Choose an item to throw in the 100 Women Freedom Trash Can


What's stopping women from achieving their full potential?

Select an object from the list and find out how it might be considered an object of oppression.

  • Make-up

    "Men aren't judged for leaving the house without a full face of make-up." - Anonymous

    Read more about Make-up
  • Uncomfortable fashion

    "I cannot fathom why people wear heels. They're painful, impractical and can cause permanent damage to your body." - Anonymous

    Read more about Uncomfortable fashion
  • Home cooking

    "I'm fed up of the idea of women belonging in the kitchen being normalised." - Emma

    Read more about Home cooking
  • Domestic chores

    "Equality begins in the family, so get off your backside and get cleaning, guys." - Anonymous

    Read more about Domestic chores
  • The bra

    "I shouldn't be forced to look 'pretty'. I am beautiful and intelligent without it." - Lisa

    Read more about The bra
  • Celebrity culture

    "All the models have the same body shape, and they look miserable. It's boring!" - Wendy

    Read more about Celebrity culture
  • Marriage

    "I believe engagement rings are anti-feminist - signifying that the woman with the ring belongs to another person." - Matilde

    Read more about Marriage
  • Social media

    "It's very toxic for young people's mental health, especially girls. They are constantly faced with unrealistic and dangerous ideals." - Roshan

    Read more about Social media
  • Gendered toys

    "All the gendered children's toys tell girls and boys they should only like certain things." - Anna

    Read more about Gendered toys
  • Bonus object

    What are objects of oppression? Discover the thinking behind the Freedom Trash Can and suggest your own object.

    Read more about Bonus object

At a famous protest in the US back in 1968, feminists placed items in a bin that they felt oppressed them.

Fifty years on, we're doing the same again and asking women around the world about the objects they feel stop them from living their lives the way they want.

Image source, Getty Images

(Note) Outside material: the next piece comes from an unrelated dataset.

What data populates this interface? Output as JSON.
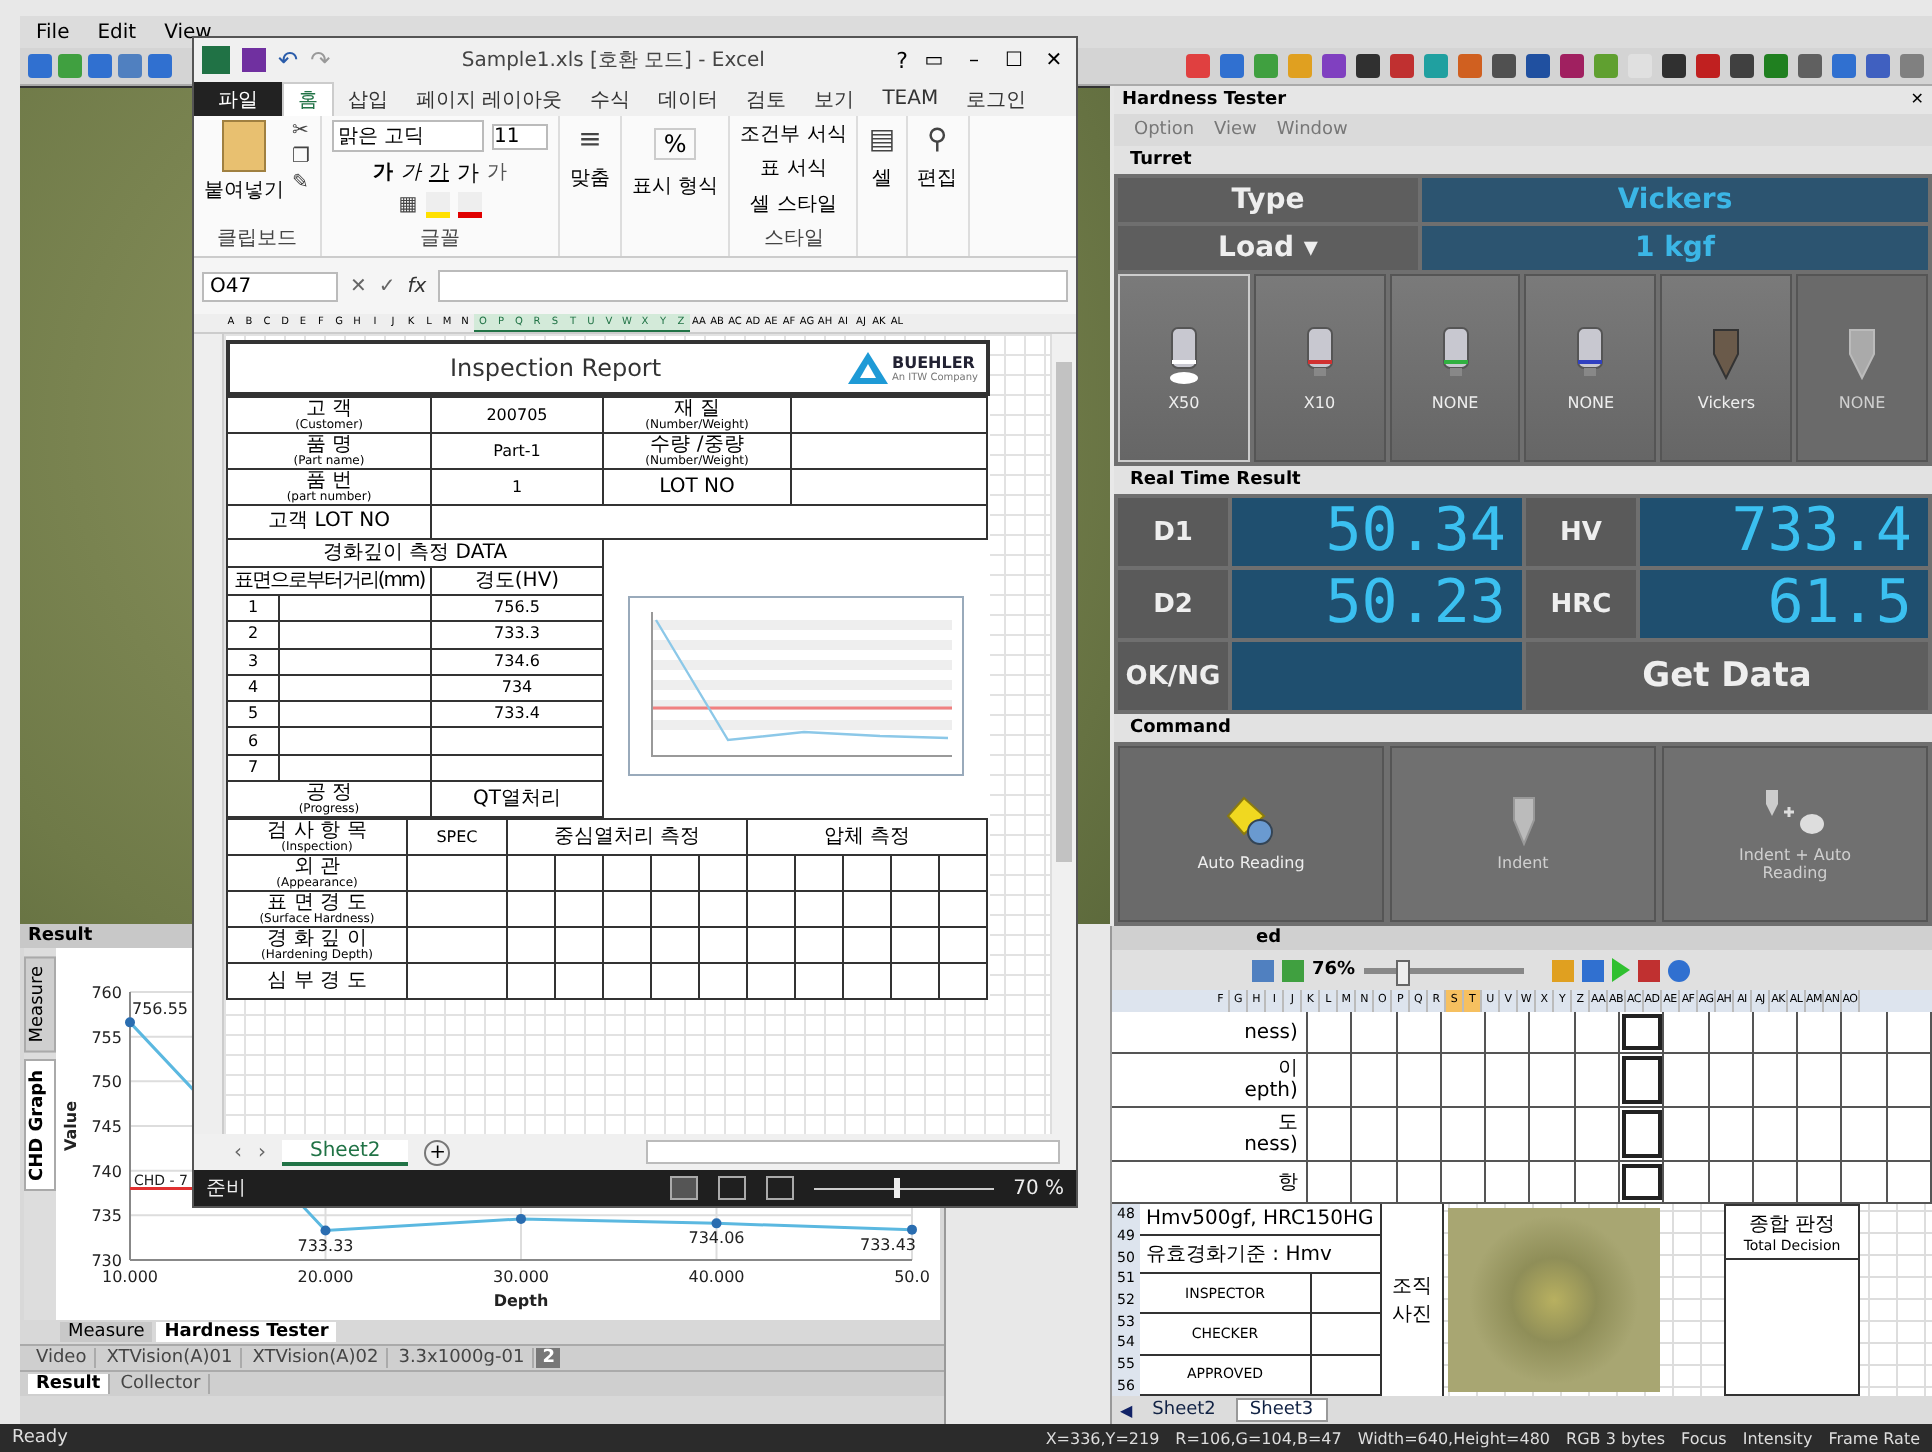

The demonstration at the Miss America beauty pageant in New Jersey sparked off the iconic - and mythical - image of the "bra-burning feminist".

A group of women hurled mops, lipsticks and high heels into a Freedom Trash Can.

The idea was to symbolically throw away things that oppressed women, says Robin Morgan, one of the organisers. Passers-by were invited to join in.

"Some feminist historians mark [it] as the real beginning of the current wave of feminism," says Ms Morgan, who is on this year's BBC 100 Women list.

"[But] while flattering and quite lovely to hear, [it] is not true. There were already groups like the National Organisation for Women in existence."

What stuck in the public consciousness about the protest was the image of the "bra-burning feminist" - something that paradoxically never actually happened.

Some women did throw underwear, including bras, into the Freedom Trash Can.

"They never burned them," says Ms Morgan.

Image source, Getty Images

The items in the 100 Women Freedom Trash Can come from members of the audience, as well as from some of the people featured on this year's 100 Women list.

Some of the items, such as the bra, acknowledge the original 1968 protest.

But we are still looking for suggestions - you can add yours below.

Religious clothing, gendered baby clothes and wage slips - representing the gender pay gap - have been popular additions.

Some people were opposed to the idea of the Freedom Trash Can in the first place and others disagreed with feminism as a whole.

If you are reading this page on the BBC News app, you will need to visit the mobile version of the BBC website to submit your question on this topic.

What is 100 Women?

BBC 100 Women names 100 influential and inspirational women around the world every year and shares their stories.

It's been a momentous year for women's rights around the globe, so in 2018 BBC 100 Women will reflect the trailblazing women who are using passion, indignation and anger to spark real change in the world around them.

Find us on Facebook, Instagram and Twitter and use #100Women